-------- MATERIAL FOR THE TASK

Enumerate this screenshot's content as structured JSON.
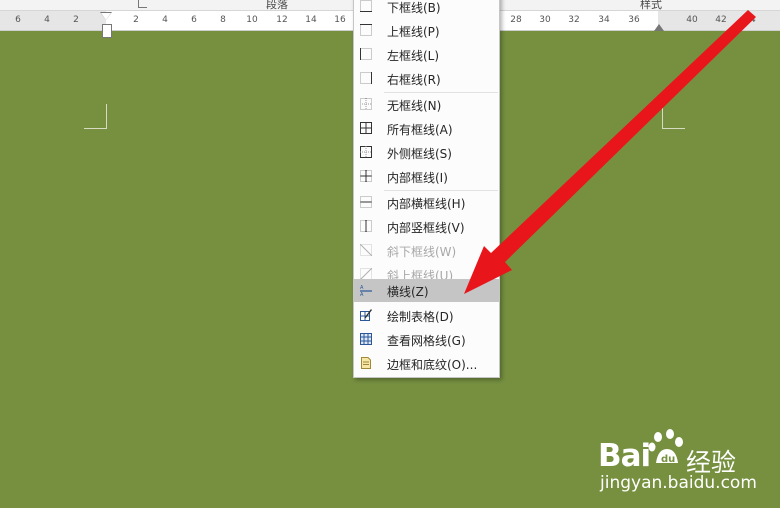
{
  "ribbon": {
    "group_paragraph": "段落",
    "group_styles": "样式"
  },
  "ruler": {
    "numbers": [
      "6",
      "4",
      "2",
      "2",
      "4",
      "6",
      "8",
      "10",
      "12",
      "14",
      "16",
      "28",
      "30",
      "32",
      "34",
      "36",
      "40",
      "42",
      "44"
    ]
  },
  "menu": {
    "items": [
      {
        "label": "下框线(B)",
        "disabled": false
      },
      {
        "label": "上框线(P)",
        "disabled": false
      },
      {
        "label": "左框线(L)",
        "disabled": false
      },
      {
        "label": "右框线(R)",
        "disabled": false
      },
      {
        "label": "无框线(N)",
        "disabled": false
      },
      {
        "label": "所有框线(A)",
        "disabled": false
      },
      {
        "label": "外侧框线(S)",
        "disabled": false
      },
      {
        "label": "内部框线(I)",
        "disabled": false
      },
      {
        "label": "内部横框线(H)",
        "disabled": false
      },
      {
        "label": "内部竖框线(V)",
        "disabled": false
      },
      {
        "label": "斜下框线(W)",
        "disabled": true
      },
      {
        "label": "斜上框线(U)",
        "disabled": true
      },
      {
        "label": "横线(Z)",
        "disabled": false,
        "highlighted": true
      },
      {
        "label": "绘制表格(D)",
        "disabled": false
      },
      {
        "label": "查看网格线(G)",
        "disabled": false
      },
      {
        "label": "边框和底纹(O)...",
        "disabled": false
      }
    ]
  },
  "watermark": {
    "brand": "Bai",
    "brand2": "经验",
    "url": "jingyan.baidu.com"
  },
  "colors": {
    "background": "#769040",
    "arrow": "#e8161b",
    "highlight": "#c5c5c5"
  }
}
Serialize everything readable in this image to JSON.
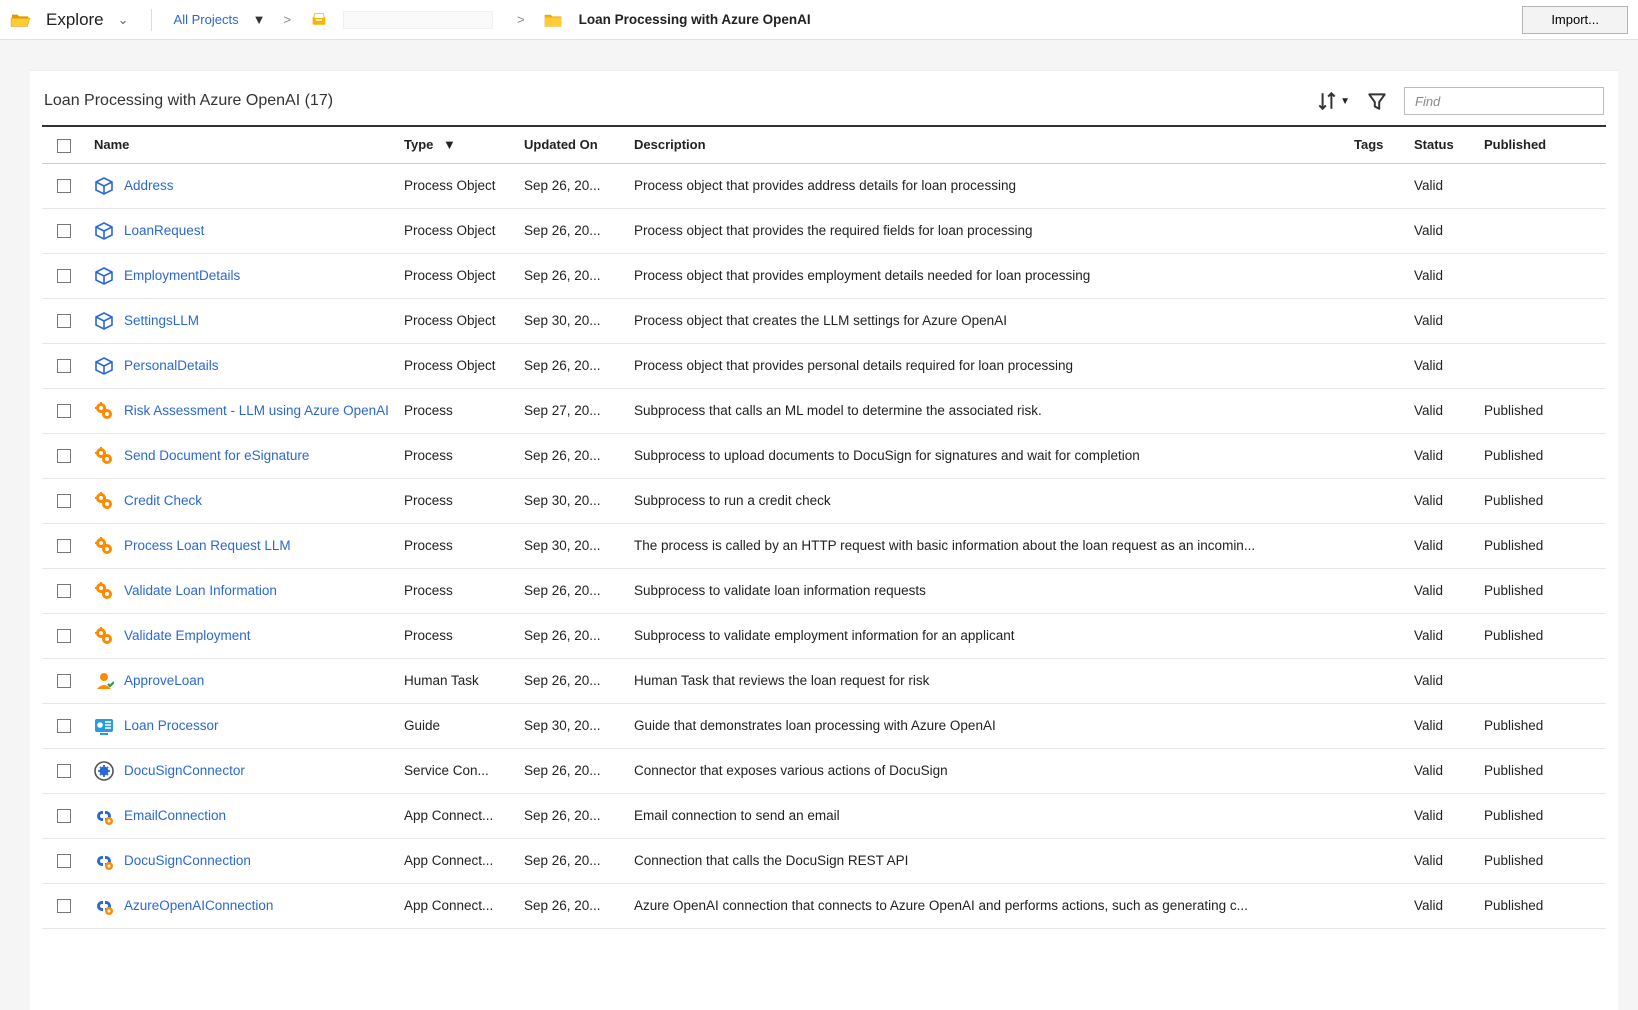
{
  "topbar": {
    "explore_label": "Explore",
    "breadcrumb_root": "All Projects",
    "breadcrumb_current": "Loan Processing with Azure OpenAI",
    "import_label": "Import..."
  },
  "panel": {
    "title": "Loan Processing with Azure OpenAI (17)",
    "find_placeholder": "Find"
  },
  "columns": {
    "name": "Name",
    "type": "Type",
    "updated": "Updated On",
    "description": "Description",
    "tags": "Tags",
    "status": "Status",
    "published": "Published"
  },
  "rows": [
    {
      "icon": "process-object",
      "name": "Address",
      "type": "Process Object",
      "updated": "Sep 26, 20...",
      "description": "Process object that provides address details for loan processing",
      "tags": "",
      "status": "Valid",
      "published": ""
    },
    {
      "icon": "process-object",
      "name": "LoanRequest",
      "type": "Process Object",
      "updated": "Sep 26, 20...",
      "description": "Process object that provides the required fields for loan processing",
      "tags": "",
      "status": "Valid",
      "published": ""
    },
    {
      "icon": "process-object",
      "name": "EmploymentDetails",
      "type": "Process Object",
      "updated": "Sep 26, 20...",
      "description": "Process object that provides employment details needed for loan processing",
      "tags": "",
      "status": "Valid",
      "published": ""
    },
    {
      "icon": "process-object",
      "name": "SettingsLLM",
      "type": "Process Object",
      "updated": "Sep 30, 20...",
      "description": "Process object that creates the LLM settings for Azure OpenAI",
      "tags": "",
      "status": "Valid",
      "published": ""
    },
    {
      "icon": "process-object",
      "name": "PersonalDetails",
      "type": "Process Object",
      "updated": "Sep 26, 20...",
      "description": "Process object that provides personal details required for loan processing",
      "tags": "",
      "status": "Valid",
      "published": ""
    },
    {
      "icon": "process",
      "name": "Risk Assessment - LLM using Azure OpenAI",
      "type": "Process",
      "updated": "Sep 27, 20...",
      "description": "Subprocess that calls an ML model to determine the associated risk.",
      "tags": "",
      "status": "Valid",
      "published": "Published"
    },
    {
      "icon": "process",
      "name": "Send Document for eSignature",
      "type": "Process",
      "updated": "Sep 26, 20...",
      "description": "Subprocess to upload documents to DocuSign for signatures and wait for completion",
      "tags": "",
      "status": "Valid",
      "published": "Published"
    },
    {
      "icon": "process",
      "name": "Credit Check",
      "type": "Process",
      "updated": "Sep 30, 20...",
      "description": "Subprocess to run a credit check",
      "tags": "",
      "status": "Valid",
      "published": "Published"
    },
    {
      "icon": "process",
      "name": "Process Loan Request LLM",
      "type": "Process",
      "updated": "Sep 30, 20...",
      "description": "The process is called by an HTTP request with basic information about the loan request as an incomin...",
      "tags": "",
      "status": "Valid",
      "published": "Published"
    },
    {
      "icon": "process",
      "name": "Validate Loan Information",
      "type": "Process",
      "updated": "Sep 26, 20...",
      "description": "Subprocess to validate loan information requests",
      "tags": "",
      "status": "Valid",
      "published": "Published"
    },
    {
      "icon": "process",
      "name": "Validate Employment",
      "type": "Process",
      "updated": "Sep 26, 20...",
      "description": "Subprocess to validate employment information for an applicant",
      "tags": "",
      "status": "Valid",
      "published": "Published"
    },
    {
      "icon": "human-task",
      "name": "ApproveLoan",
      "type": "Human Task",
      "updated": "Sep 26, 20...",
      "description": "Human Task that reviews the loan request for risk",
      "tags": "",
      "status": "Valid",
      "published": ""
    },
    {
      "icon": "guide",
      "name": "Loan Processor",
      "type": "Guide",
      "updated": "Sep 30, 20...",
      "description": "Guide that demonstrates loan processing with Azure OpenAI",
      "tags": "",
      "status": "Valid",
      "published": "Published"
    },
    {
      "icon": "service-connector",
      "name": "DocuSignConnector",
      "type": "Service Con...",
      "updated": "Sep 26, 20...",
      "description": "Connector that exposes various actions of DocuSign",
      "tags": "",
      "status": "Valid",
      "published": "Published"
    },
    {
      "icon": "app-connection",
      "name": "EmailConnection",
      "type": "App Connect...",
      "updated": "Sep 26, 20...",
      "description": "Email connection to send an email",
      "tags": "",
      "status": "Valid",
      "published": "Published"
    },
    {
      "icon": "app-connection",
      "name": "DocuSignConnection",
      "type": "App Connect...",
      "updated": "Sep 26, 20...",
      "description": "Connection that calls the DocuSign REST API",
      "tags": "",
      "status": "Valid",
      "published": "Published"
    },
    {
      "icon": "app-connection",
      "name": "AzureOpenAIConnection",
      "type": "App Connect...",
      "updated": "Sep 26, 20...",
      "description": "Azure OpenAI connection that connects to Azure OpenAI and performs actions, such as generating c...",
      "tags": "",
      "status": "Valid",
      "published": "Published"
    }
  ]
}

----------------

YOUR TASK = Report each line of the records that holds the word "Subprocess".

TASK OUTPUT =
      "description": "Subprocess that calls an ML model to determine the associated risk.",
      "description": "Subprocess to upload documents to DocuSign for signatures and wait for completion",
      "description": "Subprocess to run a credit check",
      "description": "Subprocess to validate loan information requests",
      "description": "Subprocess to validate employment information for an applicant",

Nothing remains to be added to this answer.